Since its inception in 1972, Rowe Farms Meats has grown to become a major retailer of antibiotic free chicken, pork, beef, lamb, turkey and eggs, all sourced from local Ontario farms. Rowe Farm Meats are also available at Fortinos, Fiesta Farms, Highland Farms and leading Natural Food stores in Ontario. Roger Harley spent much of his life developing animal-welfare driven farming practices in the United Kingdom. Today he farms just outside Peterborough as part of the Rowe Farms cooperative.
Ms. Khan began her Masters degree in the Environmental & Life Sciences Graduate Program at Trent University in January 2008, after completing her undergraduate degree in Biochemistry and Molecular Biology at Trent. Her research is being conducted under the supervision of Dr. Bradley White, chair of the Biology Department.
Note for the media: On Saturday, June 5, 2010 Tasnova Khan will be presenting data from her research at a free Customer Appreciation Day on the working Rowe Farm of Roger and Julie Harley (1578 Heritage Line, RR3) in Keene, Ontario, from 11 a.m. to 3 p.m. All members of the public are invited to tour the farm, learn about sustainable farming practices and visit with Tamworth pigs, Belted Galloway cows and Wiltshire Horn sheep. A complimentary barbecue lunch featuring natural Rowe meats will be available.

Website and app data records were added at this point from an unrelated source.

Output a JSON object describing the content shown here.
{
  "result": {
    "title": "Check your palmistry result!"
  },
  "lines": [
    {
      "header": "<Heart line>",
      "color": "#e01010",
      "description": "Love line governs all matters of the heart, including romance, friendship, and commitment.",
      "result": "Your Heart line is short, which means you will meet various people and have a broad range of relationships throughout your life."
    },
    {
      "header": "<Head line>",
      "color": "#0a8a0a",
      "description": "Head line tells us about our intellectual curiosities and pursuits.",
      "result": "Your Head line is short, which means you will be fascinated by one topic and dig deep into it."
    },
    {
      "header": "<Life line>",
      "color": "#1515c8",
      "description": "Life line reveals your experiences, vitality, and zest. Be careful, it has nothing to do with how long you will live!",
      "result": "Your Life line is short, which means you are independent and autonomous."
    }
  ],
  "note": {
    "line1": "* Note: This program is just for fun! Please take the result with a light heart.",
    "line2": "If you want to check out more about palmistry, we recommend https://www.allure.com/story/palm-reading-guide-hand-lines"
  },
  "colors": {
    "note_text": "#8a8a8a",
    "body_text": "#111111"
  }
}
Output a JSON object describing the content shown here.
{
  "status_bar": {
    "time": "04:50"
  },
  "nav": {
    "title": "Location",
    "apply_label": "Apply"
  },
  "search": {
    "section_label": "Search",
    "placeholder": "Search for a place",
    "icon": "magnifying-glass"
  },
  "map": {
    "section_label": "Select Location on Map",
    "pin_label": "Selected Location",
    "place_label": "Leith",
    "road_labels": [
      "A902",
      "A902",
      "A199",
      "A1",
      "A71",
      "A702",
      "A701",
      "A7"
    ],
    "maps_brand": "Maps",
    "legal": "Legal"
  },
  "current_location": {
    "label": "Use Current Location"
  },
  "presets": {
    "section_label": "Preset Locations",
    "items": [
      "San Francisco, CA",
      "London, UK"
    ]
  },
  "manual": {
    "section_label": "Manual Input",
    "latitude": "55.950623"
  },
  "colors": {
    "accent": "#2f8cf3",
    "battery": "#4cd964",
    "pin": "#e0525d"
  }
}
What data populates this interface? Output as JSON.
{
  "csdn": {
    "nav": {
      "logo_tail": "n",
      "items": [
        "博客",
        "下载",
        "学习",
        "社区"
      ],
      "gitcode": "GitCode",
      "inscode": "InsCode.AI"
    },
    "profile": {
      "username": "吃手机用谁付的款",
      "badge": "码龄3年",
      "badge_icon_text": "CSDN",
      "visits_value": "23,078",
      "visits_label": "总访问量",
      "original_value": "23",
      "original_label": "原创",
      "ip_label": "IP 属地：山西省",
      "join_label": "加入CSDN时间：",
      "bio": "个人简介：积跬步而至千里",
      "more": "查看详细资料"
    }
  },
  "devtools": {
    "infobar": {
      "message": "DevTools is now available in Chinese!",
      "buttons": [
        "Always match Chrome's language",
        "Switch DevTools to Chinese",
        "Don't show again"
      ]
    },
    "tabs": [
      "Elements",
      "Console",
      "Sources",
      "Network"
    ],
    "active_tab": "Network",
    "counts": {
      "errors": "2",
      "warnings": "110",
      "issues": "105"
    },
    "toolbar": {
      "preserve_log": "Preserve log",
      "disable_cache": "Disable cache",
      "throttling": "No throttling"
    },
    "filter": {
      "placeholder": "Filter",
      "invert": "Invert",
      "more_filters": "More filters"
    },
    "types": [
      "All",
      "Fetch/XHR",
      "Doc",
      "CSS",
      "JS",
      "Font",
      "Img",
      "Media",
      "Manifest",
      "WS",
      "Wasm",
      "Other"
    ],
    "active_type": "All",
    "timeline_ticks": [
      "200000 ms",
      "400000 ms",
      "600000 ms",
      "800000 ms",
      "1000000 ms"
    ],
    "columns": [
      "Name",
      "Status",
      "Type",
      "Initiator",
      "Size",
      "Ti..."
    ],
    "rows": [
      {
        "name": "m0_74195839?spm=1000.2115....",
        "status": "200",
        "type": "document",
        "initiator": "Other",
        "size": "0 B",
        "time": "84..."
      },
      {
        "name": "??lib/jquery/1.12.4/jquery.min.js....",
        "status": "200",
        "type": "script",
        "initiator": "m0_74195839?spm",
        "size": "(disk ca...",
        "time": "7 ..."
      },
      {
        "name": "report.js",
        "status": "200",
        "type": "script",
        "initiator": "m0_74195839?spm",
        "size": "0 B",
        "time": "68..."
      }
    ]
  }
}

For more information, please contact:
Tasnova Khan, Masters Student, Environmental and Life Sciences, Trent University,